Born and raised in Chester, Pennsylvania, Bertice Reading began her career in show business when she danced with Bill “Bojangles” Robinson when she was just three years old. Though she met with some early success in the United States, Bertice Reading moved to Great Britain as a young woman, and it was there that her career as a singer, actress, and cabaret performer began in earnest.
An important early European performance for Reading was her appearance in “Jazz Train.” “Jazz Train,” a history of jazz in performance, began as a nightclub revue in New York during the late 1940s. In 1955, sixty five United States Air Force Officers financed a production of the show in London. The show, which featured an all-black cast, was a huge success.
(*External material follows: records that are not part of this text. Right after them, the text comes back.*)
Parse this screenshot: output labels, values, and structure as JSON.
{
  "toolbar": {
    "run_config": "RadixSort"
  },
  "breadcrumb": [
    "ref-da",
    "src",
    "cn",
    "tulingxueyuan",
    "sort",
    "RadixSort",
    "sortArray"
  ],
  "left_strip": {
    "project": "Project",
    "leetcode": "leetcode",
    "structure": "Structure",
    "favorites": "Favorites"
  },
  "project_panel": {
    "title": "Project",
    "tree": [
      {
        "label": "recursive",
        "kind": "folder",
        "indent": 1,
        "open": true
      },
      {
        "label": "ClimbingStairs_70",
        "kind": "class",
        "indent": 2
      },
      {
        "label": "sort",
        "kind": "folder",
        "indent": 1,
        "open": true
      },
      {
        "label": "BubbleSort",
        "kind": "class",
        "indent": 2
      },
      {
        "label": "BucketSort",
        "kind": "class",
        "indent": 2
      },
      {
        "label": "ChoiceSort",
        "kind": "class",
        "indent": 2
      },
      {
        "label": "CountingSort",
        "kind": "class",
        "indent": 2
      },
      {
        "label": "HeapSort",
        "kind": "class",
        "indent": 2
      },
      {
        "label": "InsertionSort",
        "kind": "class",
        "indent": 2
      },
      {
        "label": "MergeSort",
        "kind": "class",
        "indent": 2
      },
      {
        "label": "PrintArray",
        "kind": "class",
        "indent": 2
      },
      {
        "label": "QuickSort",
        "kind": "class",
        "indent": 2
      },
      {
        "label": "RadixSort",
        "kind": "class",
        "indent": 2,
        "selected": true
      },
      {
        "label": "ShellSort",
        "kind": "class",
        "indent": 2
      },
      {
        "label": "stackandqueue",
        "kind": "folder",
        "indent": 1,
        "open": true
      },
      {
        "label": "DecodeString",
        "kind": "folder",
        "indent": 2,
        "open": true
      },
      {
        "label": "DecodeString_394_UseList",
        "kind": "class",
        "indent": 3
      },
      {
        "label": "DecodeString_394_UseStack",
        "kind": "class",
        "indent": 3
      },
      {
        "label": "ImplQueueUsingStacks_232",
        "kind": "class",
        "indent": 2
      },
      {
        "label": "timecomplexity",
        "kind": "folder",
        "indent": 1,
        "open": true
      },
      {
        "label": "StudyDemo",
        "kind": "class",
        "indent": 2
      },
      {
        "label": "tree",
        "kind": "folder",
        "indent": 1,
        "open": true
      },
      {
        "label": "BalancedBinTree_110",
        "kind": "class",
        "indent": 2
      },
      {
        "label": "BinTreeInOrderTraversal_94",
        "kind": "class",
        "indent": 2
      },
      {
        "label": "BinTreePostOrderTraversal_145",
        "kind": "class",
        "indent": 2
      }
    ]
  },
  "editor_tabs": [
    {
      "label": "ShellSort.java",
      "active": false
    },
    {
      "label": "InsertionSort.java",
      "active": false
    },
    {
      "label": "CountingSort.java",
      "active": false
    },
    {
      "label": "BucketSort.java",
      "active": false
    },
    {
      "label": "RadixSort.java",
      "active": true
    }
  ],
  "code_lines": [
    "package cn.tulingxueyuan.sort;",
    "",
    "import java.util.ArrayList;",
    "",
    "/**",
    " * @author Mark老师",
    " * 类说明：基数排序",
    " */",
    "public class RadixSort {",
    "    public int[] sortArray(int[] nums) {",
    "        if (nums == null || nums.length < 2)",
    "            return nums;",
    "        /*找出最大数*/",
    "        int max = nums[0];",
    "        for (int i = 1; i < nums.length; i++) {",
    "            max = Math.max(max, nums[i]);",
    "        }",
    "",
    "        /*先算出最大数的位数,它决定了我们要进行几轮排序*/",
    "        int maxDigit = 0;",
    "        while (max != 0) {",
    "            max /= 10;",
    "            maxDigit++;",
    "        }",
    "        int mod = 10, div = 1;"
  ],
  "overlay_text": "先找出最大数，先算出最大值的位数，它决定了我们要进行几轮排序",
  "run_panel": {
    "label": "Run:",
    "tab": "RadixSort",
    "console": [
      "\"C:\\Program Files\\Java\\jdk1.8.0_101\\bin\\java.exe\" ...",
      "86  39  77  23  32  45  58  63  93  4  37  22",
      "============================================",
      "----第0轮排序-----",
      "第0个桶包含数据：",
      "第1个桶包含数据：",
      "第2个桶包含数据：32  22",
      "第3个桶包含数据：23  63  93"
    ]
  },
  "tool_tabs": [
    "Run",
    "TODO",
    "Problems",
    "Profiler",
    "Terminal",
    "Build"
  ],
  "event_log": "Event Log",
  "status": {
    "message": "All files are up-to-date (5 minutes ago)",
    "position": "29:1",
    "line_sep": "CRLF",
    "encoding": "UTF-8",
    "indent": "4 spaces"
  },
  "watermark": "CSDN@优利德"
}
The first show was “wildly cheered” and “all the critics hailed Bertice Reading, twenty-one-year-old blues singer, as a major discovery.”1
Reading would remain in England for much of her career, returning to the United States for a number of successful performances, including a Tony-nominated supporting performance in Requiem for a Nun in 1959, which was, Van Vechten wrote, “a flop save for the performance of Bertice which took all the applause.”2 She also appeared in Measure for Measure at the National Theater in 1981. Reading’s career included, too, a number of screen credits, among them an appearance as the Downtown Old Woman in Little Shop of Horrors (1986).